### Instructions for the task
What is wanted is an exact copy of all the entries.

### Data under study

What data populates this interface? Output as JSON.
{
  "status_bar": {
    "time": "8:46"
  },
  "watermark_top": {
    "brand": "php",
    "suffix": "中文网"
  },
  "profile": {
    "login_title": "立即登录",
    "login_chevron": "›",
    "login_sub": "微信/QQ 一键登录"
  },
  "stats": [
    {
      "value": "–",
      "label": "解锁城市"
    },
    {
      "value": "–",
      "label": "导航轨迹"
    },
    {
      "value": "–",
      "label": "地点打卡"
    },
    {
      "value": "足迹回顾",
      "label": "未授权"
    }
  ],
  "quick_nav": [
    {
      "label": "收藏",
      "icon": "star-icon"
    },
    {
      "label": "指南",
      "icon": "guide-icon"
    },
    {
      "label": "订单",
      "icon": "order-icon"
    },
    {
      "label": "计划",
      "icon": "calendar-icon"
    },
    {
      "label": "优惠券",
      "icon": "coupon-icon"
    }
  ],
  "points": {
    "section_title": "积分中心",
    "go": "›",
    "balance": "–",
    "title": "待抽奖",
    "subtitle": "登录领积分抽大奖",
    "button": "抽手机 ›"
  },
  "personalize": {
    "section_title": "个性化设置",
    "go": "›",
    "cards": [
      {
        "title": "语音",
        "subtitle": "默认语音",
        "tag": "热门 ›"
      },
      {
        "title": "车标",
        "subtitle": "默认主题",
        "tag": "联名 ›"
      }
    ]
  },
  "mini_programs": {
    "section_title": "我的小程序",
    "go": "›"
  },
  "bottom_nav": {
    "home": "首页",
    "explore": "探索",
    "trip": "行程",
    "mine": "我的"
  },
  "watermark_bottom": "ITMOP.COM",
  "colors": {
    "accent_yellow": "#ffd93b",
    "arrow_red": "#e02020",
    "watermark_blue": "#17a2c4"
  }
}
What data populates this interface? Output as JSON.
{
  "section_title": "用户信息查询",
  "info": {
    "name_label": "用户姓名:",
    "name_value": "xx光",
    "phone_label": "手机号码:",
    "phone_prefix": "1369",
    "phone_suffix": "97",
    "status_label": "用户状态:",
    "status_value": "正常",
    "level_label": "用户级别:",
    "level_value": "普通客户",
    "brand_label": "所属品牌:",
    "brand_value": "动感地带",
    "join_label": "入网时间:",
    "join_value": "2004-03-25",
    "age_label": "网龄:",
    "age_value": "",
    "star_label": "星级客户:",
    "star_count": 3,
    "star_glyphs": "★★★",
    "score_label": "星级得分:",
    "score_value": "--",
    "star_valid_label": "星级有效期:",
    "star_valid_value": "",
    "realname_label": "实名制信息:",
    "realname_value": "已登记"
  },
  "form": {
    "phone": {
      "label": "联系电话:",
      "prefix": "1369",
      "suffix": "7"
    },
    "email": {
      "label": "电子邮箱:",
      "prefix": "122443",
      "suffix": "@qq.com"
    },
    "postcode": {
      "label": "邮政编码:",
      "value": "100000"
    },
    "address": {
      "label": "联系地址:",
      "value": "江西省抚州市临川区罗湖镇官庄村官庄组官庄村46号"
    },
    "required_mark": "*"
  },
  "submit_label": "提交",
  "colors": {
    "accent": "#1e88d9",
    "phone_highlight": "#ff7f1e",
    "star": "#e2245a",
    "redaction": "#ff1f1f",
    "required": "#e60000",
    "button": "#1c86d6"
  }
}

### Answer to this task
What data populates this interface? Output as JSON.
{
  "status_bar": {
    "time": "8:46"
  },
  "watermark_top": {
    "brand": "php",
    "suffix": "中文网"
  },
  "profile": {
    "login_title": "立即登录",
    "login_chevron": "›",
    "login_sub": "微信/QQ 一键登录"
  },
  "stats": [
    {
      "value": "–",
      "label": "解锁城市"
    },
    {
      "value": "–",
      "label": "导航轨迹"
    },
    {
      "value": "–",
      "label": "地点打卡"
    },
    {
      "value": "足迹回顾",
      "label": "未授权"
    }
  ],
  "quick_nav": [
    {
      "label": "收藏",
      "icon": "star-icon"
    },
    {
      "label": "指南",
      "icon": "guide-icon"
    },
    {
      "label": "订单",
      "icon": "order-icon"
    },
    {
      "label": "计划",
      "icon": "calendar-icon"
    },
    {
      "label": "优惠券",
      "icon": "coupon-icon"
    }
  ],
  "points": {
    "section_title": "积分中心",
    "go": "›",
    "balance": "–",
    "title": "待抽奖",
    "subtitle": "登录领积分抽大奖",
    "button": "抽手机 ›"
  },
  "personalize": {
    "section_title": "个性化设置",
    "go": "›",
    "cards": [
      {
        "title": "语音",
        "subtitle": "默认语音",
        "tag": "热门 ›"
      },
      {
        "title": "车标",
        "subtitle": "默认主题",
        "tag": "联名 ›"
      }
    ]
  },
  "mini_programs": {
    "section_title": "我的小程序",
    "go": "›"
  },
  "bottom_nav": {
    "home": "首页",
    "explore": "探索",
    "trip": "行程",
    "mine": "我的"
  },
  "watermark_bottom": "ITMOP.COM",
  "colors": {
    "accent_yellow": "#ffd93b",
    "arrow_red": "#e02020",
    "watermark_blue": "#17a2c4"
  }
}
What data populates this interface? Output as JSON.
{
  "section_title": "用户信息查询",
  "info": {
    "name_label": "用户姓名:",
    "name_value": "xx光",
    "phone_label": "手机号码:",
    "phone_prefix": "1369",
    "phone_suffix": "97",
    "status_label": "用户状态:",
    "status_value": "正常",
    "level_label": "用户级别:",
    "level_value": "普通客户",
    "brand_label": "所属品牌:",
    "brand_value": "动感地带",
    "join_label": "入网时间:",
    "join_value": "2004-03-25",
    "age_label": "网龄:",
    "age_value": "",
    "star_label": "星级客户:",
    "star_count": 3,
    "star_glyphs": "★★★",
    "score_label": "星级得分:",
    "score_value": "--",
    "star_valid_label": "星级有效期:",
    "star_valid_value": "",
    "realname_label": "实名制信息:",
    "realname_value": "已登记"
  },
  "form": {
    "phone": {
      "label": "联系电话:",
      "prefix": "1369",
      "suffix": "7"
    },
    "email": {
      "label": "电子邮箱:",
      "prefix": "122443",
      "suffix": "@qq.com"
    },
    "postcode": {
      "label": "邮政编码:",
      "value": "100000"
    },
    "address": {
      "label": "联系地址:",
      "value": "江西省抚州市临川区罗湖镇官庄村官庄组官庄村46号"
    },
    "required_mark": "*"
  },
  "submit_label": "提交",
  "colors": {
    "accent": "#1e88d9",
    "phone_highlight": "#ff7f1e",
    "star": "#e2245a",
    "redaction": "#ff1f1f",
    "required": "#e60000",
    "button": "#1c86d6"
  }
}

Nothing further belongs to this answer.